» **Exercise goal**
Whenever a line in the data holds the string "aansluitingen", pull that line out.

» **Dataset records**
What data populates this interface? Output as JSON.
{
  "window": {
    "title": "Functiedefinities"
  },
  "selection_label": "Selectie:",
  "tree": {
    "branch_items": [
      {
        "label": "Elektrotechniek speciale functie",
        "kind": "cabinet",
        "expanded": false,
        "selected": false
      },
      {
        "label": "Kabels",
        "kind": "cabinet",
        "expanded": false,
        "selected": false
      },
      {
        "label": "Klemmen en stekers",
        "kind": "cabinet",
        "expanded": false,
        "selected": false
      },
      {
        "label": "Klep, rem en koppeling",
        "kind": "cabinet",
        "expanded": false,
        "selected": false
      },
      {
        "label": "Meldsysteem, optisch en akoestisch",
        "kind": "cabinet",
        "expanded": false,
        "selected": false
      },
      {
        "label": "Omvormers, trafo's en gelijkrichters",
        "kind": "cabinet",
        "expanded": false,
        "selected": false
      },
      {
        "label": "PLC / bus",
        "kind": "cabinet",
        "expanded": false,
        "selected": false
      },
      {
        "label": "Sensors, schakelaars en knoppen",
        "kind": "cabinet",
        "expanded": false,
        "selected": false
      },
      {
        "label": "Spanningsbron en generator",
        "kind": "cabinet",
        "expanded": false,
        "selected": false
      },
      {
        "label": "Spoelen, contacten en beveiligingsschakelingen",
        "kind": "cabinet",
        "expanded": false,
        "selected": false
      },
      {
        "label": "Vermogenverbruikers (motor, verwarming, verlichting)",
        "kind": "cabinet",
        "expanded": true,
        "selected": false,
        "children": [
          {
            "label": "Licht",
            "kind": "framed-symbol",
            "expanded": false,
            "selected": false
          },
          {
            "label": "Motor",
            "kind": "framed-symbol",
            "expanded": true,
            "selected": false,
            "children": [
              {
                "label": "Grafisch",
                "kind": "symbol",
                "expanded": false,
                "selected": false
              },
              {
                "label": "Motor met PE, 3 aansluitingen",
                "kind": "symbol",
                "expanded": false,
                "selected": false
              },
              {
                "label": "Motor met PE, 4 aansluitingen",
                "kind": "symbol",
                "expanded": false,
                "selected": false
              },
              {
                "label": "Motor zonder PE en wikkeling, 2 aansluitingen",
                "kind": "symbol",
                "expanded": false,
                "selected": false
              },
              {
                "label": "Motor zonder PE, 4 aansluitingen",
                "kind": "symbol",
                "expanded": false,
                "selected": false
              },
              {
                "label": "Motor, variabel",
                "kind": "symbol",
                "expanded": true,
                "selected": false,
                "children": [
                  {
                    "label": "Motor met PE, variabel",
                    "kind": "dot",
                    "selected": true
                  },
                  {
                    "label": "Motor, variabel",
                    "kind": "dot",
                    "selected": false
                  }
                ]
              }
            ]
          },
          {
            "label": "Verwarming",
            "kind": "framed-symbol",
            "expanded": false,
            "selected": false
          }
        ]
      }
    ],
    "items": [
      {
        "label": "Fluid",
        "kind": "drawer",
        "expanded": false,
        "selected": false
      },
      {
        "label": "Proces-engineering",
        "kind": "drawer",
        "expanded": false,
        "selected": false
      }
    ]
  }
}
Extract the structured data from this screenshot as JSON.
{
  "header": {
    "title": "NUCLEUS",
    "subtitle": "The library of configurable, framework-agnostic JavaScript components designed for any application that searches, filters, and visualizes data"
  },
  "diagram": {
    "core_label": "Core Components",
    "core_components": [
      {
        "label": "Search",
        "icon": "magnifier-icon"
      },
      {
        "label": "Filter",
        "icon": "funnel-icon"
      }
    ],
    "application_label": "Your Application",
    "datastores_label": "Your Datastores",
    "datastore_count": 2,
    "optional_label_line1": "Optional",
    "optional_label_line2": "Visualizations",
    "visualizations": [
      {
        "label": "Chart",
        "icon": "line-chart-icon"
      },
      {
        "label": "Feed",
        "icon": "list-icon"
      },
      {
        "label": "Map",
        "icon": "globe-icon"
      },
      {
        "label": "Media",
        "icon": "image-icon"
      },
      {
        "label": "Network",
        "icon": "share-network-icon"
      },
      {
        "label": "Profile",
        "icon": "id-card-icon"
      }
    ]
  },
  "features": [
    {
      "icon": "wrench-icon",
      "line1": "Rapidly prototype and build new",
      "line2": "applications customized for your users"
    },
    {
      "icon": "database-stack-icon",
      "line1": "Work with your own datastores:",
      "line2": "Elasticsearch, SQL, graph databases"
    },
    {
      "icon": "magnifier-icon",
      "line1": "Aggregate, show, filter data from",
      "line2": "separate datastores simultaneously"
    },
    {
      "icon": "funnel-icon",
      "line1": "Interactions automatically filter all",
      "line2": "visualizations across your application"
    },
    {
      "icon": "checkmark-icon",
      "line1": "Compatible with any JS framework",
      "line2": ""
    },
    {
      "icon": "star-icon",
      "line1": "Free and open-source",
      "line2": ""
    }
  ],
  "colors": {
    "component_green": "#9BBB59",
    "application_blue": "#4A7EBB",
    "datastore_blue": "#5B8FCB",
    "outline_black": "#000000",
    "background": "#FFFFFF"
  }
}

» **Task response**
                "label": "Motor met PE, 3 aansluitingen",
                "label": "Motor met PE, 4 aansluitingen",
                "label": "Motor zonder PE en wikkeling, 2 aansluitingen",
                "label": "Motor zonder PE, 4 aansluitingen",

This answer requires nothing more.